Start of MATERIAL PROVIDED

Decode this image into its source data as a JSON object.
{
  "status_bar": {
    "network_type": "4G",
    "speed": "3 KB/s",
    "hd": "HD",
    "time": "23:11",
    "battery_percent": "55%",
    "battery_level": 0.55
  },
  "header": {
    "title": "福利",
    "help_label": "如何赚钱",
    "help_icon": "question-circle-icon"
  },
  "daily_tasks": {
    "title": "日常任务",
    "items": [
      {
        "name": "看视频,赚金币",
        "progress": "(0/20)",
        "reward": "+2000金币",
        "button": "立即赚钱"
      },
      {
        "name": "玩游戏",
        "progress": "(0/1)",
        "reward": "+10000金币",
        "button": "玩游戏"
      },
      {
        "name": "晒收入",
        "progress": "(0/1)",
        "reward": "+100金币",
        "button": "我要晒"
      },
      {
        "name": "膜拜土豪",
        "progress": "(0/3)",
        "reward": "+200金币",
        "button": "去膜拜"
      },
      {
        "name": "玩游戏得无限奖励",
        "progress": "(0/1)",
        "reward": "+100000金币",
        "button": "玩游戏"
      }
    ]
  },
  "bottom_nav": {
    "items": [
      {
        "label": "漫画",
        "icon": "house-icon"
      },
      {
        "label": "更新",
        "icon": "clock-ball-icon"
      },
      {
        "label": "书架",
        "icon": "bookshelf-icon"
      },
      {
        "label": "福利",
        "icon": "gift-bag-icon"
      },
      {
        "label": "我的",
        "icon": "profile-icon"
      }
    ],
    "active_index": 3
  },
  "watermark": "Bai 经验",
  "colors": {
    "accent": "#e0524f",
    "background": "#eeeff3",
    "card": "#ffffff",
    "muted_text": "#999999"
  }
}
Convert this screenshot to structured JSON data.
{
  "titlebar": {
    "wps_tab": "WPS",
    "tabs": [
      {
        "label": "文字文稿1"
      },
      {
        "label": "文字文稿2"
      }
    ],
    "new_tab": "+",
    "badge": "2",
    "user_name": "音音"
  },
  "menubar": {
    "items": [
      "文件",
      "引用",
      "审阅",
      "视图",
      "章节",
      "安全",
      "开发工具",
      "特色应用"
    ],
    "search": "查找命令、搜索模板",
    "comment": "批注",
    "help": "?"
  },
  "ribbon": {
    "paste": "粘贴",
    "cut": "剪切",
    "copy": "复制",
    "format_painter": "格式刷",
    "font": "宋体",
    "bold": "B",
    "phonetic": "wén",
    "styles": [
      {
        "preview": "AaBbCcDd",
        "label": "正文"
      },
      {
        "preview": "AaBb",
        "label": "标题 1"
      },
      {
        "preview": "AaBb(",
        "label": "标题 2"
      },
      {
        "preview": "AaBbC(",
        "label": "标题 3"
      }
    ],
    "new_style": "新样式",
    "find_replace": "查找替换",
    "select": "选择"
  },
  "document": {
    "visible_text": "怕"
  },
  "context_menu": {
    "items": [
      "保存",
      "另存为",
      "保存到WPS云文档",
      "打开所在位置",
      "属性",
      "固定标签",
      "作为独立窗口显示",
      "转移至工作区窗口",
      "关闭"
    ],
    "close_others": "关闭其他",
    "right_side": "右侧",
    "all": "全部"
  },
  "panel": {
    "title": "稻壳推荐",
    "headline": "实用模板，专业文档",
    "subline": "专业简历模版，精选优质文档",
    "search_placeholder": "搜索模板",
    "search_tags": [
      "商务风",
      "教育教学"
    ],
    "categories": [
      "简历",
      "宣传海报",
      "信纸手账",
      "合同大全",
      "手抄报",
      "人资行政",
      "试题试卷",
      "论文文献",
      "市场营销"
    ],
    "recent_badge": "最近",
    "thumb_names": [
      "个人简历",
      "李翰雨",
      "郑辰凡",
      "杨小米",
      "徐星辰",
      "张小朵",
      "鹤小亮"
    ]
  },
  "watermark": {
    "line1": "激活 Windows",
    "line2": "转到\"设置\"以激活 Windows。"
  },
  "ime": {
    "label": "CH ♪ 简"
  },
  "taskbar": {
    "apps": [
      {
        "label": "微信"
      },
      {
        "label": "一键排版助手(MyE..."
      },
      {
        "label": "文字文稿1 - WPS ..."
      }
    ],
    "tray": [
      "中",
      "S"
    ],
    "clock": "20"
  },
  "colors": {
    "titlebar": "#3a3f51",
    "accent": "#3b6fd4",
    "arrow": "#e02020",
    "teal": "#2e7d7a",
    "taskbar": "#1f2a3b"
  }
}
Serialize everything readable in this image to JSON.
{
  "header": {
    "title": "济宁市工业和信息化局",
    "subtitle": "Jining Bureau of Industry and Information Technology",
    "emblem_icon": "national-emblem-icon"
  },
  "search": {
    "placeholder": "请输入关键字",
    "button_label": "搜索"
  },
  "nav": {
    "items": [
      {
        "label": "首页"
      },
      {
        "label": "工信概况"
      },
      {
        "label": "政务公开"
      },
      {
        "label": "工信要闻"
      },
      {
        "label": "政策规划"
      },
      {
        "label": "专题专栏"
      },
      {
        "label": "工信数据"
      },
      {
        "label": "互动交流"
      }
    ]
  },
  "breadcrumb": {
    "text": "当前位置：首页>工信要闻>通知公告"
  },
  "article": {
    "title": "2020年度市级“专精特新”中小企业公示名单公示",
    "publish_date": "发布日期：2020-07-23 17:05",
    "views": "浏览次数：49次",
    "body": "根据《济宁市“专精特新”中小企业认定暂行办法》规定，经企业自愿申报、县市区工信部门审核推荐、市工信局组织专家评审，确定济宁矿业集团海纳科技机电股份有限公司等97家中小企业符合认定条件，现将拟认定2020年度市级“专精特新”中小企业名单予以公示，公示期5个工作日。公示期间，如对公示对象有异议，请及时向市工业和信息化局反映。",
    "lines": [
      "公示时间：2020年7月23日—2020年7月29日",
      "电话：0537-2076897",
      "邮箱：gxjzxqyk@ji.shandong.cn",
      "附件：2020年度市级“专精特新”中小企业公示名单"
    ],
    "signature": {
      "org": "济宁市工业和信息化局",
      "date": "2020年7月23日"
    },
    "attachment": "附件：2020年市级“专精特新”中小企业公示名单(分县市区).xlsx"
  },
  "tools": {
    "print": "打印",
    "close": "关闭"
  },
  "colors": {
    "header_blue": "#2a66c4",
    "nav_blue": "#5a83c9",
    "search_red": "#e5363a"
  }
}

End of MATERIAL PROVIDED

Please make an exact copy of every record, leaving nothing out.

Decode this image into its source data as a JSON object.
{
  "status_bar": {
    "network_type": "4G",
    "speed": "3 KB/s",
    "hd": "HD",
    "time": "23:11",
    "battery_percent": "55%",
    "battery_level": 0.55
  },
  "header": {
    "title": "福利",
    "help_label": "如何赚钱",
    "help_icon": "question-circle-icon"
  },
  "daily_tasks": {
    "title": "日常任务",
    "items": [
      {
        "name": "看视频,赚金币",
        "progress": "(0/20)",
        "reward": "+2000金币",
        "button": "立即赚钱"
      },
      {
        "name": "玩游戏",
        "progress": "(0/1)",
        "reward": "+10000金币",
        "button": "玩游戏"
      },
      {
        "name": "晒收入",
        "progress": "(0/1)",
        "reward": "+100金币",
        "button": "我要晒"
      },
      {
        "name": "膜拜土豪",
        "progress": "(0/3)",
        "reward": "+200金币",
        "button": "去膜拜"
      },
      {
        "name": "玩游戏得无限奖励",
        "progress": "(0/1)",
        "reward": "+100000金币",
        "button": "玩游戏"
      }
    ]
  },
  "bottom_nav": {
    "items": [
      {
        "label": "漫画",
        "icon": "house-icon"
      },
      {
        "label": "更新",
        "icon": "clock-ball-icon"
      },
      {
        "label": "书架",
        "icon": "bookshelf-icon"
      },
      {
        "label": "福利",
        "icon": "gift-bag-icon"
      },
      {
        "label": "我的",
        "icon": "profile-icon"
      }
    ],
    "active_index": 3
  },
  "watermark": "Bai 经验",
  "colors": {
    "accent": "#e0524f",
    "background": "#eeeff3",
    "card": "#ffffff",
    "muted_text": "#999999"
  }
}
Convert this screenshot to structured JSON data.
{
  "titlebar": {
    "wps_tab": "WPS",
    "tabs": [
      {
        "label": "文字文稿1"
      },
      {
        "label": "文字文稿2"
      }
    ],
    "new_tab": "+",
    "badge": "2",
    "user_name": "音音"
  },
  "menubar": {
    "items": [
      "文件",
      "引用",
      "审阅",
      "视图",
      "章节",
      "安全",
      "开发工具",
      "特色应用"
    ],
    "search": "查找命令、搜索模板",
    "comment": "批注",
    "help": "?"
  },
  "ribbon": {
    "paste": "粘贴",
    "cut": "剪切",
    "copy": "复制",
    "format_painter": "格式刷",
    "font": "宋体",
    "bold": "B",
    "phonetic": "wén",
    "styles": [
      {
        "preview": "AaBbCcDd",
        "label": "正文"
      },
      {
        "preview": "AaBb",
        "label": "标题 1"
      },
      {
        "preview": "AaBb(",
        "label": "标题 2"
      },
      {
        "preview": "AaBbC(",
        "label": "标题 3"
      }
    ],
    "new_style": "新样式",
    "find_replace": "查找替换",
    "select": "选择"
  },
  "document": {
    "visible_text": "怕"
  },
  "context_menu": {
    "items": [
      "保存",
      "另存为",
      "保存到WPS云文档",
      "打开所在位置",
      "属性",
      "固定标签",
      "作为独立窗口显示",
      "转移至工作区窗口",
      "关闭"
    ],
    "close_others": "关闭其他",
    "right_side": "右侧",
    "all": "全部"
  },
  "panel": {
    "title": "稻壳推荐",
    "headline": "实用模板，专业文档",
    "subline": "专业简历模版，精选优质文档",
    "search_placeholder": "搜索模板",
    "search_tags": [
      "商务风",
      "教育教学"
    ],
    "categories": [
      "简历",
      "宣传海报",
      "信纸手账",
      "合同大全",
      "手抄报",
      "人资行政",
      "试题试卷",
      "论文文献",
      "市场营销"
    ],
    "recent_badge": "最近",
    "thumb_names": [
      "个人简历",
      "李翰雨",
      "郑辰凡",
      "杨小米",
      "徐星辰",
      "张小朵",
      "鹤小亮"
    ]
  },
  "watermark": {
    "line1": "激活 Windows",
    "line2": "转到\"设置\"以激活 Windows。"
  },
  "ime": {
    "label": "CH ♪ 简"
  },
  "taskbar": {
    "apps": [
      {
        "label": "微信"
      },
      {
        "label": "一键排版助手(MyE..."
      },
      {
        "label": "文字文稿1 - WPS ..."
      }
    ],
    "tray": [
      "中",
      "S"
    ],
    "clock": "20"
  },
  "colors": {
    "titlebar": "#3a3f51",
    "accent": "#3b6fd4",
    "arrow": "#e02020",
    "teal": "#2e7d7a",
    "taskbar": "#1f2a3b"
  }
}
Serialize everything readable in this image to JSON.
{
  "header": {
    "title": "济宁市工业和信息化局",
    "subtitle": "Jining Bureau of Industry and Information Technology",
    "emblem_icon": "national-emblem-icon"
  },
  "search": {
    "placeholder": "请输入关键字",
    "button_label": "搜索"
  },
  "nav": {
    "items": [
      {
        "label": "首页"
      },
      {
        "label": "工信概况"
      },
      {
        "label": "政务公开"
      },
      {
        "label": "工信要闻"
      },
      {
        "label": "政策规划"
      },
      {
        "label": "专题专栏"
      },
      {
        "label": "工信数据"
      },
      {
        "label": "互动交流"
      }
    ]
  },
  "breadcrumb": {
    "text": "当前位置：首页>工信要闻>通知公告"
  },
  "article": {
    "title": "2020年度市级“专精特新”中小企业公示名单公示",
    "publish_date": "发布日期：2020-07-23 17:05",
    "views": "浏览次数：49次",
    "body": "根据《济宁市“专精特新”中小企业认定暂行办法》规定，经企业自愿申报、县市区工信部门审核推荐、市工信局组织专家评审，确定济宁矿业集团海纳科技机电股份有限公司等97家中小企业符合认定条件，现将拟认定2020年度市级“专精特新”中小企业名单予以公示，公示期5个工作日。公示期间，如对公示对象有异议，请及时向市工业和信息化局反映。",
    "lines": [
      "公示时间：2020年7月23日—2020年7月29日",
      "电话：0537-2076897",
      "邮箱：gxjzxqyk@ji.shandong.cn",
      "附件：2020年度市级“专精特新”中小企业公示名单"
    ],
    "signature": {
      "org": "济宁市工业和信息化局",
      "date": "2020年7月23日"
    },
    "attachment": "附件：2020年市级“专精特新”中小企业公示名单(分县市区).xlsx"
  },
  "tools": {
    "print": "打印",
    "close": "关闭"
  },
  "colors": {
    "header_blue": "#2a66c4",
    "nav_blue": "#5a83c9",
    "search_red": "#e5363a"
  }
}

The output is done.